Amituofo is a restaurant in Bushwick that serves Chinese-inspired dishes where you can get some particularly good meat alternatives. We particularly appreciate the sesame beef made with soy protein and the BBQ pork roast with seitan. The most expensive entrees are $19 and most smaller entrees are well under $10. Be sure to try the fried king oyster mushrooms with a batter that tastes like onion rings and the wonton soup which is the tastiest vegetable version of this dish we’ve ever had.

Photo credit: Delight & Buckwheat

Délice & Sarrasin is a vegan French restaurant in the West Village where the dishes look exactly like the plates that come out of a kitchen in Paris. Foie gras made with tahini, buckwheat pancakes with smoked “salmon” and crème brûlée with orange are all reminiscent of the dishes from which they come. If you are a vegan who loves French cuisine, this should be your go-to place.

Photo credit: Noah Devereaux

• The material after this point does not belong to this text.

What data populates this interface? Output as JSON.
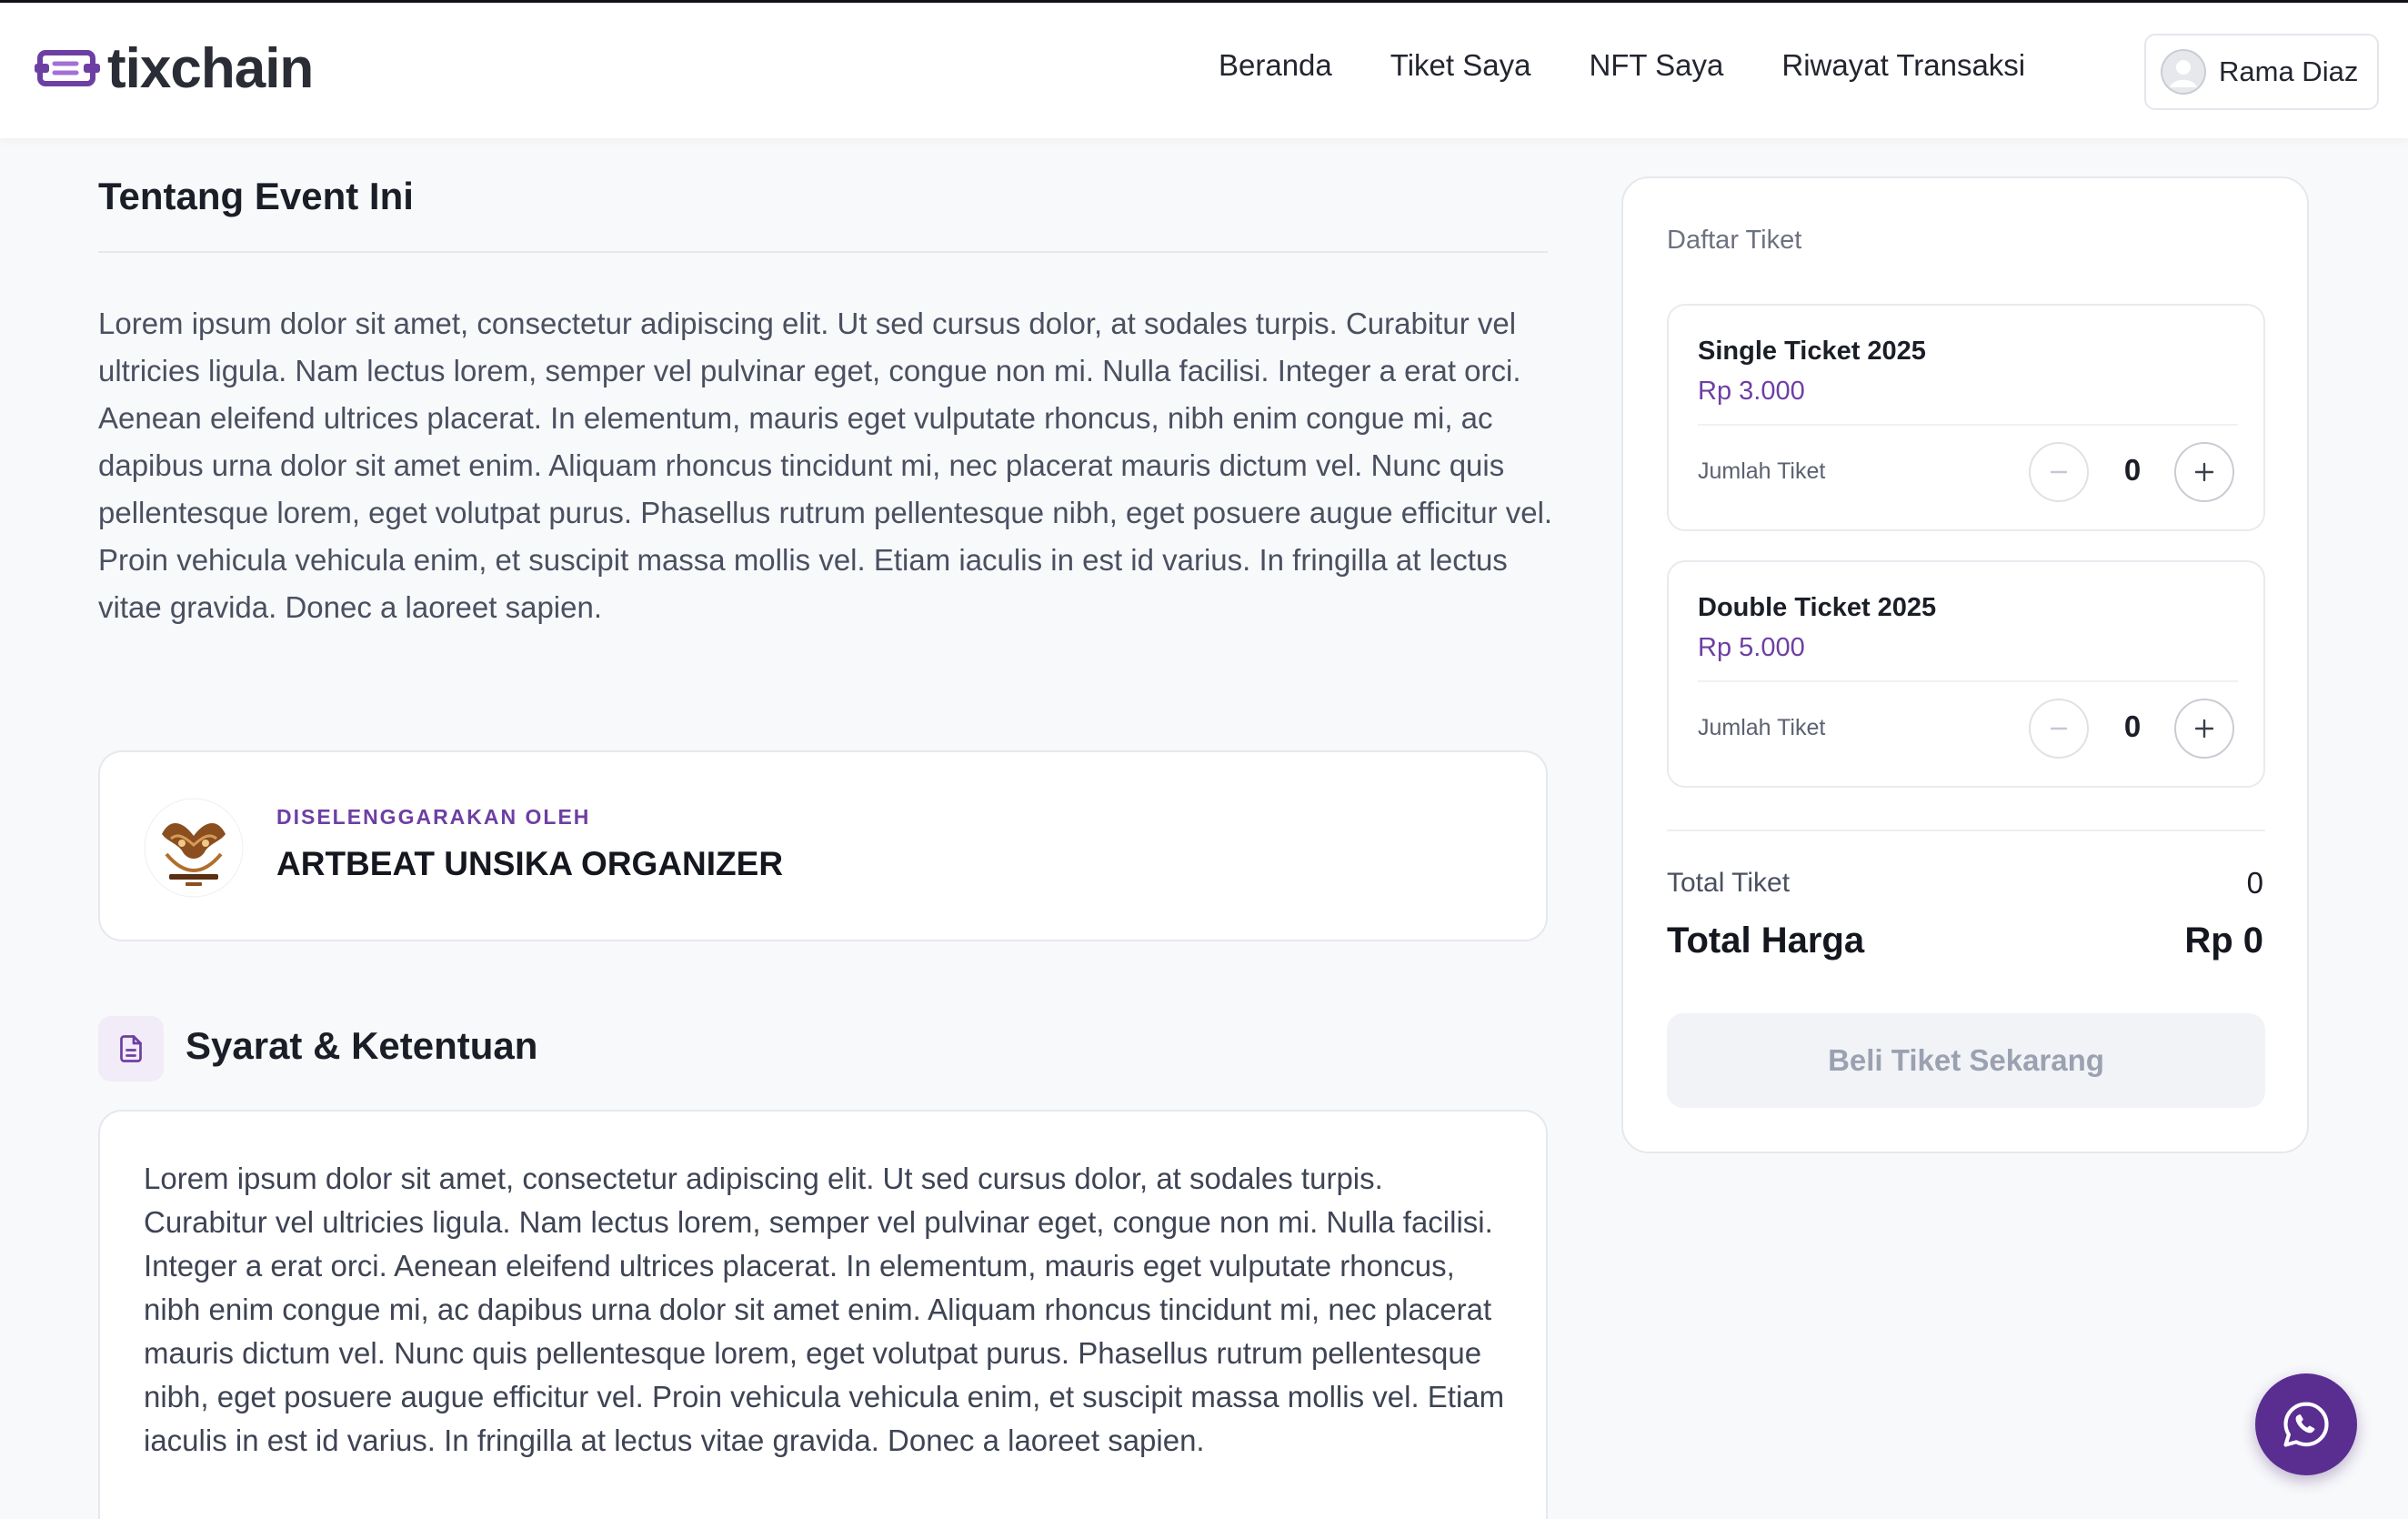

Buddha Bodai is a kosher and vegetarian restaurant in Chinatown. The menu is not 100% vegan but the few egg or dairy dishes are clearly indicated. There’s a lengthy menu that includes things like dumplings, spring rolls, and various noodle dishes, as well as solid vegetarian versions of chicken, duck, and lamb. And if you’re looking for dim sum, this is also a great place for that. It’s not crowded, most dishes are under $15, and you won’t have to spend a lot of money on booze because this place is BYOB.